Film, Television and the Left in Britain

New book by Bert Hogenkamp

A new book by Bert Hogenkamp, author of "Deadly Parallels: Film and the Left in Britain, 1929-39" (1986, reprint 2000), has been published last week by Lawrence & Wishart, London. "Film, Television and the Left in Britain, 1950 to 1970" is a comprehensive survey of the left's approach to films and television from the period after the second world war until the beginnings of the growth of independent cinema in the late 1960's. It charts the left's first grapplings with the new mass medium of television, the left's continuing use of film as campaigning material, and its work to show in Britain films the socialist world. The book covers the use of film by the Campaign for Nuclear Disarmament (CND) and the anti- apartheid movement (including "Let my people go" and "The war game"), early party political broadcasts by the Labour Party, the use of films by unions, and work by progressive film-makers such as Lindsay Anderson. It also documents how efforts to screen socialist films led to support for the work of other film-makers from the margins, such as Satyajit Ray and Ingmar Bergman. Hogenkamp also analyses the left's political attitudes towards film, including the pioneering work on television carried out by the New Left, and the left's early attitudes towards violence in film. In addition he discusses questions of minority access to TV and film, and the restructuring of the British film industry which took place at this time.

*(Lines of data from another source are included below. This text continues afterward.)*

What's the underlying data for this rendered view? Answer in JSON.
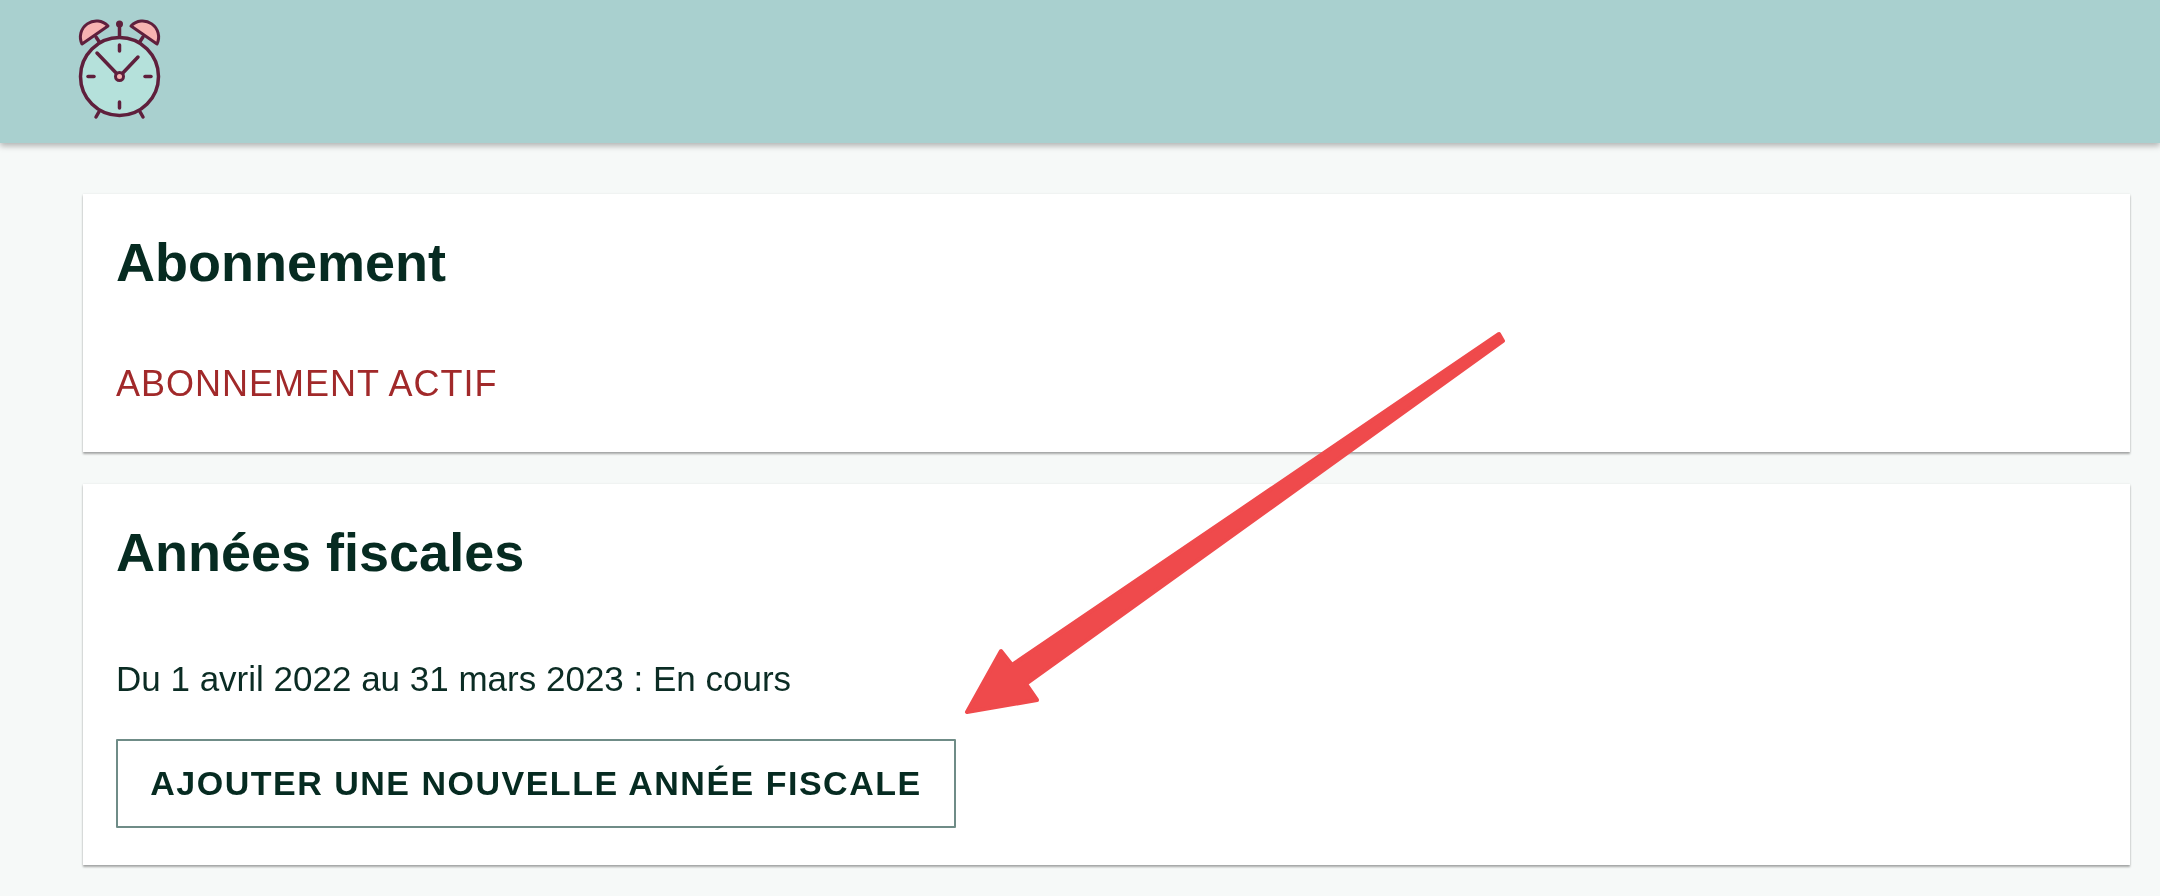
{
  "subscription_card": {
    "title": "Abonnement",
    "status": "ABONNEMENT ACTIF"
  },
  "fiscal_years_card": {
    "title": "Années fiscales",
    "years": [
      "Du 1 avril 2022 au 31 mars 2023 : En cours"
    ],
    "add_button": "AJOUTER UNE NOUVELLE ANNÉE FISCALE"
  }
}
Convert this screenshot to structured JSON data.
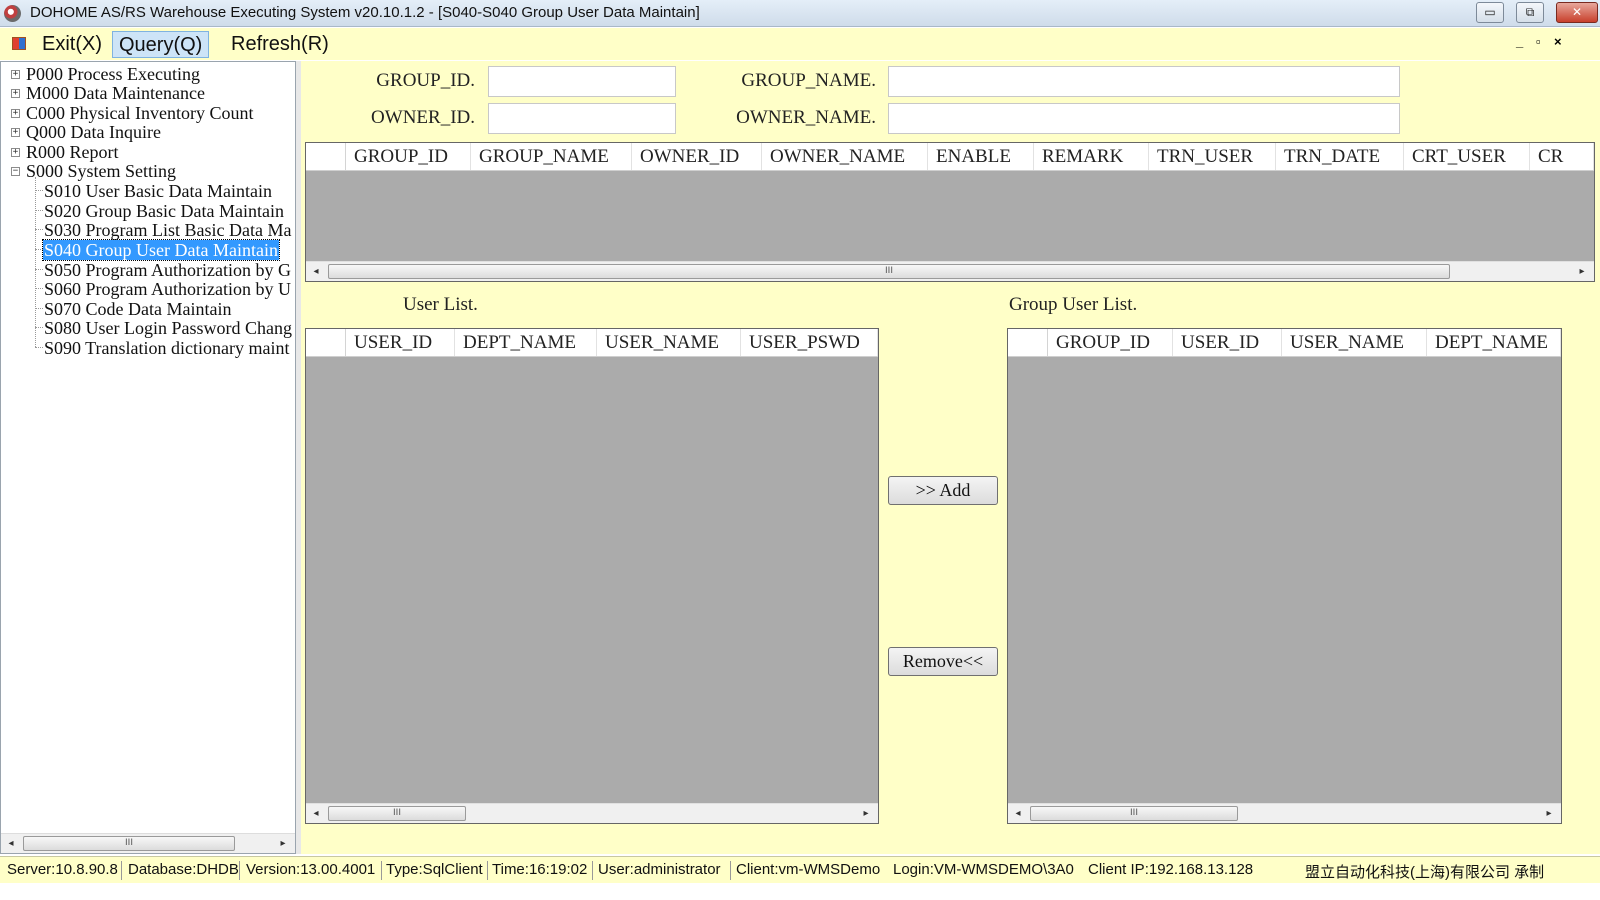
{
  "window": {
    "title": "DOHOME AS/RS Warehouse Executing System v20.10.1.2 - [S040-S040 Group User Data Maintain]",
    "min_glyph": "▭",
    "max_glyph": "⧉",
    "close_glyph": "✕"
  },
  "menu": {
    "exit": "Exit(X)",
    "query": "Query(Q)",
    "refresh": "Refresh(R)",
    "mdi_min": "_",
    "mdi_restore": "▫",
    "mdi_close": "×"
  },
  "tree": {
    "nodes": [
      {
        "label": "P000 Process Executing",
        "expander": "+"
      },
      {
        "label": "M000 Data Maintenance",
        "expander": "+"
      },
      {
        "label": "C000 Physical Inventory Count",
        "expander": "+"
      },
      {
        "label": "Q000 Data Inquire",
        "expander": "+"
      },
      {
        "label": "R000 Report",
        "expander": "+"
      },
      {
        "label": "S000 System Setting",
        "expander": "−"
      }
    ],
    "children": [
      {
        "label": "S010 User Basic Data Maintain"
      },
      {
        "label": "S020 Group Basic Data Maintain"
      },
      {
        "label": "S030 Program List Basic Data Ma"
      },
      {
        "label": "S040 Group User Data Maintain",
        "selected": true
      },
      {
        "label": "S050 Program Authorization by G"
      },
      {
        "label": "S060 Program Authorization by U"
      },
      {
        "label": "S070 Code Data Maintain"
      },
      {
        "label": "S080 User Login Password Chang"
      },
      {
        "label": "S090 Translation dictionary maint"
      }
    ]
  },
  "form": {
    "group_id_label": "GROUP_ID.",
    "group_name_label": "GROUP_NAME.",
    "owner_id_label": "OWNER_ID.",
    "owner_name_label": "OWNER_NAME.",
    "group_id_value": "",
    "group_name_value": "",
    "owner_id_value": "",
    "owner_name_value": ""
  },
  "group_grid": {
    "columns": [
      "GROUP_ID",
      "GROUP_NAME",
      "OWNER_ID",
      "OWNER_NAME",
      "ENABLE",
      "REMARK",
      "TRN_USER",
      "TRN_DATE",
      "CRT_USER",
      "CR"
    ]
  },
  "user_list": {
    "label": "User List.",
    "columns": [
      "USER_ID",
      "DEPT_NAME",
      "USER_NAME",
      "USER_PSWD"
    ]
  },
  "group_user_list": {
    "label": "Group User List.",
    "columns": [
      "GROUP_ID",
      "USER_ID",
      "USER_NAME",
      "DEPT_NAME"
    ]
  },
  "buttons": {
    "add": ">> Add",
    "remove": "Remove<<"
  },
  "scroll": {
    "left": "◂",
    "right": "▸",
    "grip": "III"
  },
  "status": {
    "server": "Server:10.8.90.8",
    "database": "Database:DHDB",
    "version": "Version:13.00.4001",
    "type": "Type:SqlClient",
    "time": "Time:16:19:02",
    "user": "User:administrator",
    "client": "Client:vm-WMSDemo",
    "login": "Login:VM-WMSDEMO\\3A0",
    "client_ip": "Client IP:192.168.13.128",
    "company": "盟立自动化科技(上海)有限公司 承制"
  }
}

ISBN 0 85315 905 X GBP 14.99
Further information on:

Posted: 25 July 2000